### ASSIGNED TASK
Hand back the entries exactly as written, minus every picture.

### DATA SECTION
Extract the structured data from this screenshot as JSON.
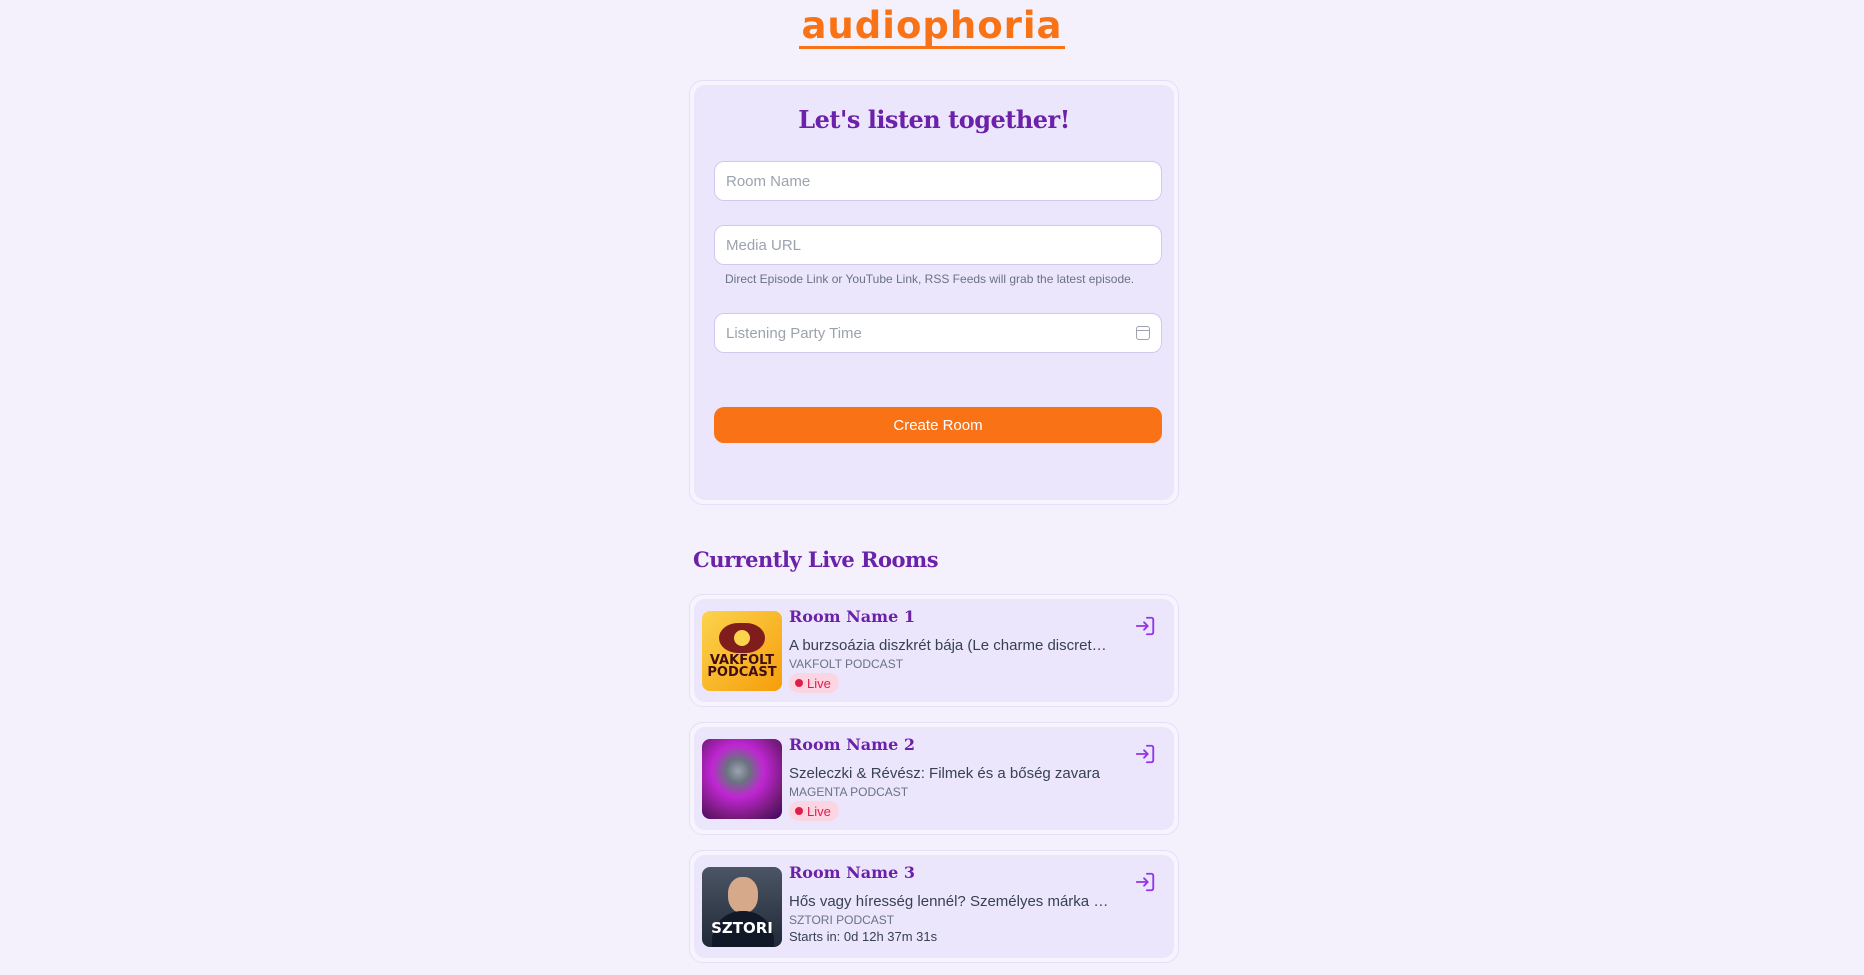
{
  "app": {
    "logo": "audiophoria"
  },
  "create_form": {
    "title": "Let's listen together!",
    "room_name_placeholder": "Room Name",
    "media_url_placeholder": "Media URL",
    "media_url_hint": "Direct Episode Link or YouTube Link, RSS Feeds will grab the latest episode.",
    "party_time_placeholder": "Listening Party Time",
    "create_button": "Create Room"
  },
  "live_rooms": {
    "title": "Currently Live Rooms",
    "rooms": [
      {
        "name": "Room Name 1",
        "episode": "A burzsoázia diszkrét bája (Le charme discret de la bourgeoisie)",
        "podcast": "VAKFOLT PODCAST",
        "thumb_text": "VAKFOLT PODCAST",
        "status": "Live"
      },
      {
        "name": "Room Name 2",
        "episode": "Szeleczki & Révész: Filmek és a bőség zavara",
        "podcast": "MAGENTA PODCAST",
        "status": "Live"
      },
      {
        "name": "Room Name 3",
        "episode": "Hős vagy híresség lennél? Személyes márka építés",
        "podcast": "SZTORI PODCAST",
        "thumb_text": "SZTORI",
        "countdown": "Starts in: 0d 12h 37m 31s"
      }
    ]
  },
  "colors": {
    "accent": "#f97316",
    "brand": "#6b21a8",
    "background": "#f4f1fd"
  },
  "icons": {
    "join": "login-arrow-icon",
    "calendar": "calendar-icon"
  }
}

### RESPONSE BELOW
Extract the structured data from this screenshot as JSON.
{
  "app": {
    "logo": "audiophoria"
  },
  "create_form": {
    "title": "Let's listen together!",
    "room_name_placeholder": "Room Name",
    "media_url_placeholder": "Media URL",
    "media_url_hint": "Direct Episode Link or YouTube Link, RSS Feeds will grab the latest episode.",
    "party_time_placeholder": "Listening Party Time",
    "create_button": "Create Room"
  },
  "live_rooms": {
    "title": "Currently Live Rooms",
    "rooms": [
      {
        "name": "Room Name 1",
        "episode": "A burzsoázia diszkrét bája (Le charme discret de la bourgeoisie)",
        "podcast": "VAKFOLT PODCAST",
        "thumb_text": "VAKFOLT PODCAST",
        "status": "Live"
      },
      {
        "name": "Room Name 2",
        "episode": "Szeleczki & Révész: Filmek és a bőség zavara",
        "podcast": "MAGENTA PODCAST",
        "status": "Live"
      },
      {
        "name": "Room Name 3",
        "episode": "Hős vagy híresség lennél? Személyes márka építés",
        "podcast": "SZTORI PODCAST",
        "thumb_text": "SZTORI",
        "countdown": "Starts in: 0d 12h 37m 31s"
      }
    ]
  },
  "colors": {
    "accent": "#f97316",
    "brand": "#6b21a8",
    "background": "#f4f1fd"
  },
  "icons": {
    "join": "login-arrow-icon",
    "calendar": "calendar-icon"
  }
}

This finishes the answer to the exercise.